◆ What is expected:
Copy the records below exactly.

◆ Data for processing:
........

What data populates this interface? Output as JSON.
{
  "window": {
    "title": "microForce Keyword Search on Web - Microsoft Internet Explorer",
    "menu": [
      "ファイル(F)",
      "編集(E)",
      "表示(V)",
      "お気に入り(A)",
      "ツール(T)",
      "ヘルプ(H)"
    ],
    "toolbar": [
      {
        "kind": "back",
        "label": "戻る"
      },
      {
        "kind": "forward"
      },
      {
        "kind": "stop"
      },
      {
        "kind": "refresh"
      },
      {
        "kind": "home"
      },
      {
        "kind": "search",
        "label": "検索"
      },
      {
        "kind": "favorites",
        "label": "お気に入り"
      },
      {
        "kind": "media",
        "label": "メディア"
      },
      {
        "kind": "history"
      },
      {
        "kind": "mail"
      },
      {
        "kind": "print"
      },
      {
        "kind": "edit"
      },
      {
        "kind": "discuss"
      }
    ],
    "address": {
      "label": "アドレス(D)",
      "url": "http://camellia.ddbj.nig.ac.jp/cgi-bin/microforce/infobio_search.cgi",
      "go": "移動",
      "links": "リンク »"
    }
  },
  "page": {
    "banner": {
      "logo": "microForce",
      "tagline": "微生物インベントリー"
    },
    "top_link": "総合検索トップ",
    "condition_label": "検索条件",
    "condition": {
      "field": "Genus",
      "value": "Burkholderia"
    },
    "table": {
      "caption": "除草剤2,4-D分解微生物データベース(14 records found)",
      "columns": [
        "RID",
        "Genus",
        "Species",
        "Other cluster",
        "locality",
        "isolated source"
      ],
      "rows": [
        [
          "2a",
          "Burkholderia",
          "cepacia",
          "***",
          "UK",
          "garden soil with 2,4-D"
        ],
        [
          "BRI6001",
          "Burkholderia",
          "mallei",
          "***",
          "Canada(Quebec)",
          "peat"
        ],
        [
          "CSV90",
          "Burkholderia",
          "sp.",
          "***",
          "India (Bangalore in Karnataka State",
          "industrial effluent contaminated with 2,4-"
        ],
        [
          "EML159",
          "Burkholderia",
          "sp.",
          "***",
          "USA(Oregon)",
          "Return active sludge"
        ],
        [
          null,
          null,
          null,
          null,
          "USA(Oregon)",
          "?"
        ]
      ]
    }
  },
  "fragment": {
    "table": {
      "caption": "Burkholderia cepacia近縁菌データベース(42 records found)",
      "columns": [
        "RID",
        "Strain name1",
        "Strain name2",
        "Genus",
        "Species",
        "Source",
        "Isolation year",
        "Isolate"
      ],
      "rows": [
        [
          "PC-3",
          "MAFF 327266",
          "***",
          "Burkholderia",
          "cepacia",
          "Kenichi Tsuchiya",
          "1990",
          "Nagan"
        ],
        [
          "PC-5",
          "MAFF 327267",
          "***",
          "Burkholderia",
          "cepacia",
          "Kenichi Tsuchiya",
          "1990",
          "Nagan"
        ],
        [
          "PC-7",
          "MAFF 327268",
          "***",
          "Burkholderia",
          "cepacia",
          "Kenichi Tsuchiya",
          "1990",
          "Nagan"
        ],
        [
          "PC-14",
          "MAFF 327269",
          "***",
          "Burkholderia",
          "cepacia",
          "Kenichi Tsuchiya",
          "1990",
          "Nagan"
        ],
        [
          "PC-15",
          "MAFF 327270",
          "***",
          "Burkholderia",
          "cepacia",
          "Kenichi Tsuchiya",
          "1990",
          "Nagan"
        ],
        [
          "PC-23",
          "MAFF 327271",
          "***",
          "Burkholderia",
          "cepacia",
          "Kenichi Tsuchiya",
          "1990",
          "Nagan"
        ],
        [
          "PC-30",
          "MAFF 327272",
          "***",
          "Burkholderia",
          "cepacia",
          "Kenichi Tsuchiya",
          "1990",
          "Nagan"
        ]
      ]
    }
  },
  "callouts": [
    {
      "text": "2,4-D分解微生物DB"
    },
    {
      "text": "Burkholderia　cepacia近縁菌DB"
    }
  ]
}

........

◆ Task result:
What data populates this interface? Output as JSON.
{
  "window": {
    "title": "microForce Keyword Search on Web - Microsoft Internet Explorer",
    "menu": [
      "ファイル(F)",
      "編集(E)",
      "表示(V)",
      "お気に入り(A)",
      "ツール(T)",
      "ヘルプ(H)"
    ],
    "toolbar": [
      {
        "kind": "back",
        "label": "戻る"
      },
      {
        "kind": "forward"
      },
      {
        "kind": "stop"
      },
      {
        "kind": "refresh"
      },
      {
        "kind": "home"
      },
      {
        "kind": "search",
        "label": "検索"
      },
      {
        "kind": "favorites",
        "label": "お気に入り"
      },
      {
        "kind": "media",
        "label": "メディア"
      },
      {
        "kind": "history"
      },
      {
        "kind": "mail"
      },
      {
        "kind": "print"
      },
      {
        "kind": "edit"
      },
      {
        "kind": "discuss"
      }
    ],
    "address": {
      "label": "アドレス(D)",
      "url": "http://camellia.ddbj.nig.ac.jp/cgi-bin/microforce/infobio_search.cgi",
      "go": "移動",
      "links": "リンク »"
    }
  },
  "page": {
    "banner": {
      "logo": "microForce",
      "tagline": "微生物インベントリー"
    },
    "top_link": "総合検索トップ",
    "condition_label": "検索条件",
    "condition": {
      "field": "Genus",
      "value": "Burkholderia"
    },
    "table": {
      "caption": "除草剤2,4-D分解微生物データベース(14 records found)",
      "columns": [
        "RID",
        "Genus",
        "Species",
        "Other cluster",
        "locality",
        "isolated source"
      ],
      "rows": [
        [
          "2a",
          "Burkholderia",
          "cepacia",
          "***",
          "UK",
          "garden soil with 2,4-D"
        ],
        [
          "BRI6001",
          "Burkholderia",
          "mallei",
          "***",
          "Canada(Quebec)",
          "peat"
        ],
        [
          "CSV90",
          "Burkholderia",
          "sp.",
          "***",
          "India (Bangalore in Karnataka State",
          "industrial effluent contaminated with 2,4-"
        ],
        [
          "EML159",
          "Burkholderia",
          "sp.",
          "***",
          "USA(Oregon)",
          "Return active sludge"
        ],
        [
          null,
          null,
          null,
          null,
          "USA(Oregon)",
          "?"
        ]
      ]
    }
  },
  "fragment": {
    "table": {
      "caption": "Burkholderia cepacia近縁菌データベース(42 records found)",
      "columns": [
        "RID",
        "Strain name1",
        "Strain name2",
        "Genus",
        "Species",
        "Source",
        "Isolation year",
        "Isolate"
      ],
      "rows": [
        [
          "PC-3",
          "MAFF 327266",
          "***",
          "Burkholderia",
          "cepacia",
          "Kenichi Tsuchiya",
          "1990",
          "Nagan"
        ],
        [
          "PC-5",
          "MAFF 327267",
          "***",
          "Burkholderia",
          "cepacia",
          "Kenichi Tsuchiya",
          "1990",
          "Nagan"
        ],
        [
          "PC-7",
          "MAFF 327268",
          "***",
          "Burkholderia",
          "cepacia",
          "Kenichi Tsuchiya",
          "1990",
          "Nagan"
        ],
        [
          "PC-14",
          "MAFF 327269",
          "***",
          "Burkholderia",
          "cepacia",
          "Kenichi Tsuchiya",
          "1990",
          "Nagan"
        ],
        [
          "PC-15",
          "MAFF 327270",
          "***",
          "Burkholderia",
          "cepacia",
          "Kenichi Tsuchiya",
          "1990",
          "Nagan"
        ],
        [
          "PC-23",
          "MAFF 327271",
          "***",
          "Burkholderia",
          "cepacia",
          "Kenichi Tsuchiya",
          "1990",
          "Nagan"
        ],
        [
          "PC-30",
          "MAFF 327272",
          "***",
          "Burkholderia",
          "cepacia",
          "Kenichi Tsuchiya",
          "1990",
          "Nagan"
        ]
      ]
    }
  },
  "callouts": [
    {
      "text": "2,4-D分解微生物DB"
    },
    {
      "text": "Burkholderia　cepacia近縁菌DB"
    }
  ]
}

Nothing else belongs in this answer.